Attorney claims further analysis of evidence disproves Coronado mansion suicide

SAN DIEGO – An attorney for Rebecca Zahau's family claimed Tuesday that further analysis of evidence proves that she did not commit suicide in her boyfriend's Coronado mansion in 2011.

Attorney Keith Greer filed a wrongful death lawsuit on behalf of Zahau's family that alleges that  Adam Shacknai, the brother of Zahau’s boyfriend, killed her. Tuesday, he told FOX 5 that new evidence boosts their case against him.

Zahau, 32, was found naked and hanging from the second-story balcony of the Spreckels Mansion in Coronado in July 2011.

“She was actually strangled and killed before she was hung off the deck,” Greer said.

Greer said his team of investigators has uncovered a new piece of evidence which calls into question the suicide ruling by the San Diego County Medical Examiner.

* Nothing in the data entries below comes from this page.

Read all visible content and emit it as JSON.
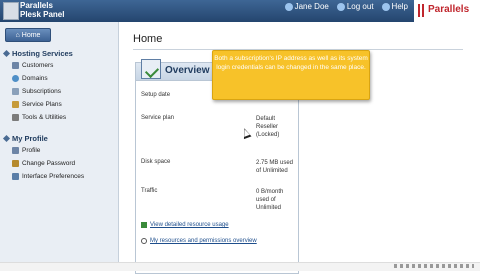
{
  "header": {
    "brand_line1": "Parallels",
    "brand_line2": "Plesk Panel",
    "user_label": "Jane Doe",
    "logout_label": "Log out",
    "help_label": "Help",
    "vendor_logo": "Parallels"
  },
  "sidebar": {
    "home_label": "Home",
    "sections": [
      {
        "title": "Hosting Services",
        "items": [
          "Customers",
          "Domains",
          "Subscriptions",
          "Service Plans",
          "Tools & Utilities"
        ]
      },
      {
        "title": "My Profile",
        "items": [
          "Profile",
          "Change Password",
          "Interface Preferences"
        ]
      }
    ]
  },
  "main": {
    "title": "Home",
    "overview": {
      "title": "Overview",
      "rows": [
        {
          "label": "Setup date",
          "value": ""
        },
        {
          "label": "Service plan",
          "value": "Default Reseller (Locked)"
        },
        {
          "label": "Disk space",
          "value": "2.75 MB used of Unlimited"
        },
        {
          "label": "Traffic",
          "value": "0 B/month used of Unlimited"
        }
      ],
      "links": [
        "View detailed resource usage",
        "My resources and permissions overview"
      ]
    }
  },
  "tooltip": {
    "text": "Both a subscription's IP address as well as its system login credentials can be changed in the same place."
  },
  "colors": {
    "topbar": "#2f5685",
    "tooltip": "#f7c229",
    "accent_red": "#c0262d",
    "link": "#1e4e8c"
  },
  "icons": {
    "home": "home-icon",
    "overview": "overview-icon",
    "cursor": "mouse-pointer-icon"
  }
}
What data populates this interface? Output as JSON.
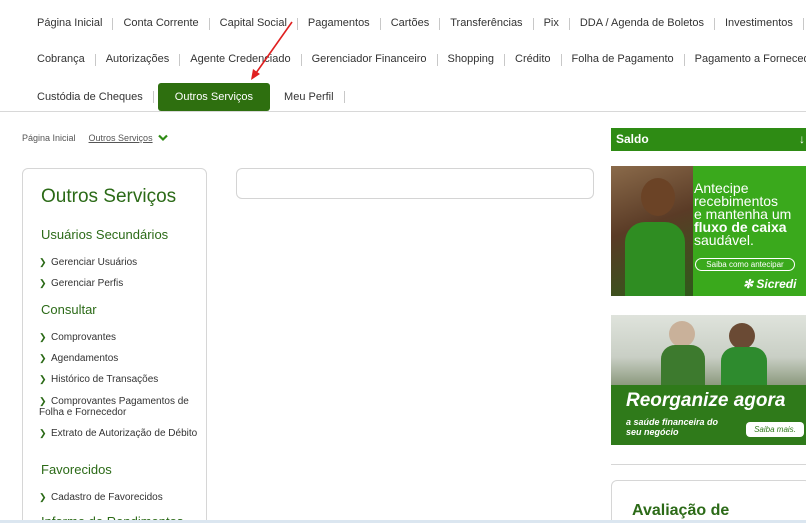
{
  "nav": {
    "row1": [
      "Página Inicial",
      "Conta Corrente",
      "Capital Social",
      "Pagamentos",
      "Cartões",
      "Transferências",
      "Pix",
      "DDA / Agenda de Boletos",
      "Investimentos"
    ],
    "row2": [
      "Cobrança",
      "Autorizações",
      "Agente Credenciado",
      "Gerenciador Financeiro",
      "Shopping",
      "Crédito",
      "Folha de Pagamento",
      "Pagamento a Fornecedores"
    ],
    "row3": [
      "Custódia de Cheques",
      "Outros Serviços",
      "Meu Perfil"
    ],
    "active": "Outros Serviços"
  },
  "breadcrumb": {
    "home": "Página Inicial",
    "current": "Outros Serviços"
  },
  "sidebar": {
    "title": "Outros Serviços",
    "sections": [
      {
        "label": "Usuários Secundários",
        "items": [
          "Gerenciar Usuários",
          "Gerenciar Perfis"
        ]
      },
      {
        "label": "Consultar",
        "items": [
          "Comprovantes",
          "Agendamentos",
          "Histórico de Transações",
          "Comprovantes Pagamentos de Folha e Fornecedor",
          "Extrato de Autorização de Débito"
        ]
      },
      {
        "label": "Favorecidos",
        "items": [
          "Cadastro de Favorecidos"
        ]
      },
      {
        "label": "Informe de Rendimentos",
        "items": []
      }
    ]
  },
  "saldo": {
    "label": "Saldo",
    "icon": "arrow-down-icon"
  },
  "banner1": {
    "line1": "Antecipe",
    "line2": "recebimentos",
    "line3": "e mantenha um",
    "line4_bold": "fluxo de caixa",
    "line5": "saudável.",
    "button": "Saiba como antecipar",
    "brand": "Sicredi"
  },
  "banner2": {
    "title": "Reorganize agora",
    "subtitle": "a saúde financeira do seu negócio",
    "button": "Saiba mais."
  },
  "avaliacao": {
    "title": "Avaliação de"
  },
  "colors": {
    "primary_green": "#2e6f0f",
    "accent_green": "#3aa91c",
    "annotation_arrow": "#e02020"
  }
}
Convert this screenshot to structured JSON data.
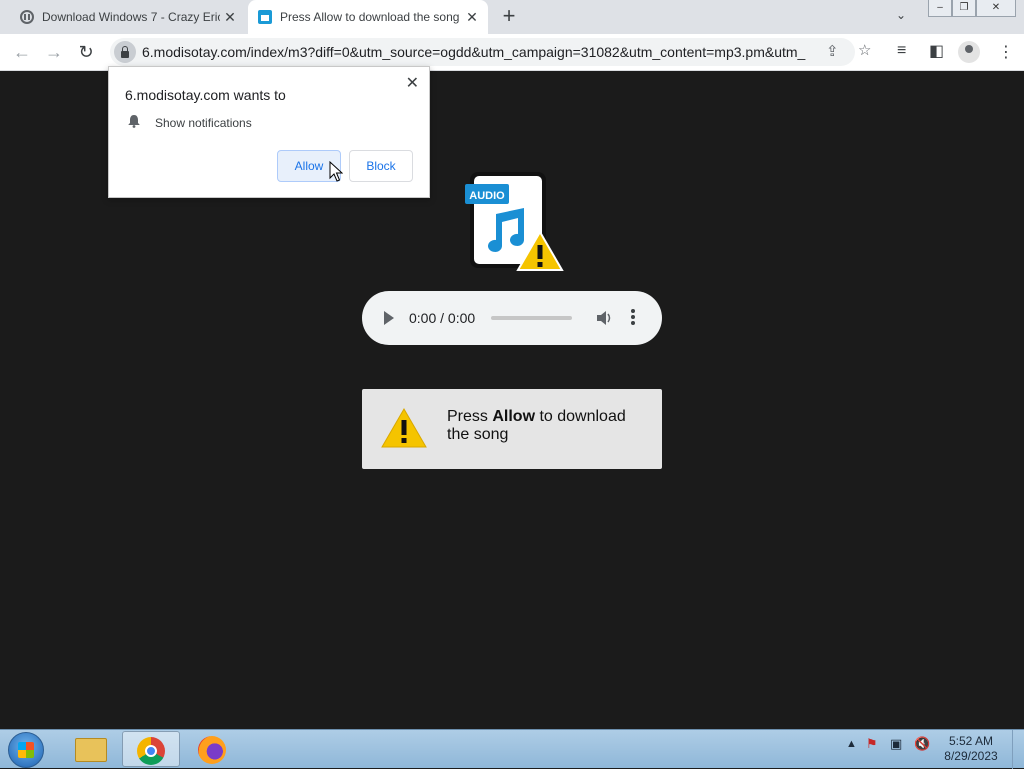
{
  "browser": {
    "tabs": [
      {
        "title": "Download Windows 7 - Crazy Eric",
        "close": "✕"
      },
      {
        "title": "Press Allow to download the song",
        "close": "✕"
      }
    ],
    "new_tab": "+",
    "url": "6.modisotay.com/index/m3?diff=0&utm_source=ogdd&utm_campaign=31082&utm_content=mp3.pm&utm_"
  },
  "popup": {
    "heading": "6.modisotay.com wants to",
    "permission": "Show notifications",
    "allow_label": "Allow",
    "block_label": "Block",
    "close": "✕"
  },
  "page": {
    "audio_badge": "AUDIO",
    "player": {
      "time": "0:00 / 0:00"
    },
    "message": {
      "prefix": "Press ",
      "bold": "Allow",
      "suffix": " to download the song"
    }
  },
  "taskbar": {
    "time": "5:52 AM",
    "date": "8/29/2023"
  }
}
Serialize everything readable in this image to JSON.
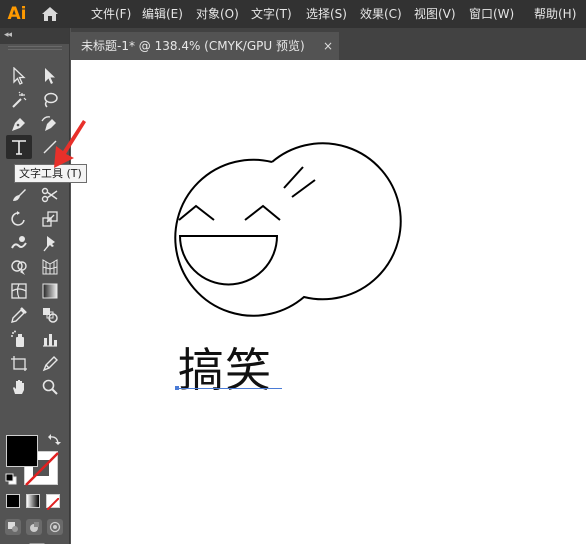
{
  "app": {
    "logo_text": "Ai",
    "accent_color": "#ff9a00"
  },
  "menu": {
    "items": [
      {
        "label": "文件(F)"
      },
      {
        "label": "编辑(E)"
      },
      {
        "label": "对象(O)"
      },
      {
        "label": "文字(T)"
      },
      {
        "label": "选择(S)"
      },
      {
        "label": "效果(C)"
      },
      {
        "label": "视图(V)"
      },
      {
        "label": "窗口(W)"
      },
      {
        "label": "帮助(H)"
      }
    ]
  },
  "toolbar": {
    "collapse_label": "◂◂",
    "tools": [
      {
        "name": "selection-tool-icon"
      },
      {
        "name": "direct-selection-tool-icon"
      },
      {
        "name": "magic-wand-tool-icon"
      },
      {
        "name": "lasso-tool-icon"
      },
      {
        "name": "pen-tool-icon"
      },
      {
        "name": "curvature-tool-icon"
      },
      {
        "name": "type-tool-icon",
        "active": true
      },
      {
        "name": "line-segment-tool-icon"
      },
      {
        "name": "paintbrush-tool-icon"
      },
      {
        "name": "scissors-tool-icon"
      },
      {
        "name": "rotate-tool-icon"
      },
      {
        "name": "scale-tool-icon"
      },
      {
        "name": "warp-tool-icon"
      },
      {
        "name": "puppet-warp-tool-icon"
      },
      {
        "name": "shape-builder-tool-icon"
      },
      {
        "name": "perspective-grid-tool-icon"
      },
      {
        "name": "mesh-tool-icon"
      },
      {
        "name": "gradient-tool-icon"
      },
      {
        "name": "eyedropper-tool-icon"
      },
      {
        "name": "blend-tool-icon"
      },
      {
        "name": "symbol-sprayer-tool-icon"
      },
      {
        "name": "column-graph-tool-icon"
      },
      {
        "name": "artboard-tool-icon"
      },
      {
        "name": "slice-tool-icon"
      },
      {
        "name": "hand-tool-icon"
      },
      {
        "name": "zoom-tool-icon"
      }
    ],
    "fill_color": "#000000",
    "stroke_color": "none"
  },
  "document": {
    "tab_label": "未标题-1* @ 138.4% (CMYK/GPU 预览)",
    "close_label": "×",
    "zoom": "138.4%",
    "artwork_text": "搞笑"
  },
  "tooltip": {
    "text": "文字工具 (T)"
  }
}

He said the evidence indicates that Zahau was sexually assaulted on the night of her death.

In court documents filed by Greer, experts stated Zahau’s DNA was found all over the handle of a steak knife. The original investigation confirmed that Zahau's blood was on the handle. A later investigation determined it was Zahau's menstrual blood, Greer said.

“She was violated by the handle of the knife that was inserted into her,” the attorney alleged.

Greer also said evidence in the form of a mysterious message painted on Zahau's bedroom door links Adam Shaknai to the scene of her death.

“There were characteristics of the handwriting on the door that were similar to characteristics that were similar to Adam's and not similar to Rebecca's,” he said.

Sheriff's investigators concluded that Zahau painted the message on the door, and the official ruling on Zahau's death has always been suicide. The Zahau family has never accepted that ruling, and Greer said the blood evidence and handwriting analysis presented in the wrongful death suit boosts their case against Adam Shacknai.

Expert witness Dr. Cyril Wecht found Zahau had suffered four blows to the head and she had marks on her neck indicating strangulation, Greer said. It shows not only was she knocked unconscious, but she was strangled to death prior to hanging off the balcony.

Greer also pointed to a rope in the case. He said it was a ski boat rope cut in three pieces. A knotting expert found these knots tied in the rope were nautical/maritime knots. Greer said one of the knots was similar in nature of a boat being docked to shore and the noose tied to the bed had these similar knots.

"The defendant Adam Shacknai was a tugboat captain, someone who was very familiar with maritime knotting," Greer said.

Shacknai and his attorneys have maintained his innocence throughout the legal proceedings.

The defense attorney filed a motion in November against Greer to exclude the expert testimony in the case.

The civil trial is scheduled for February 23.

The Zahau family is not pushing forward with their lawsuit to collect money, Greer said. “The family says even if [Shacknai offers a monetary settlement it] doesn’t matter what it is, they are going to say no to it because it’s dirty money," he said. "It’s a matter of honor at this point. They want to clear their sister's name and expose the person who did this."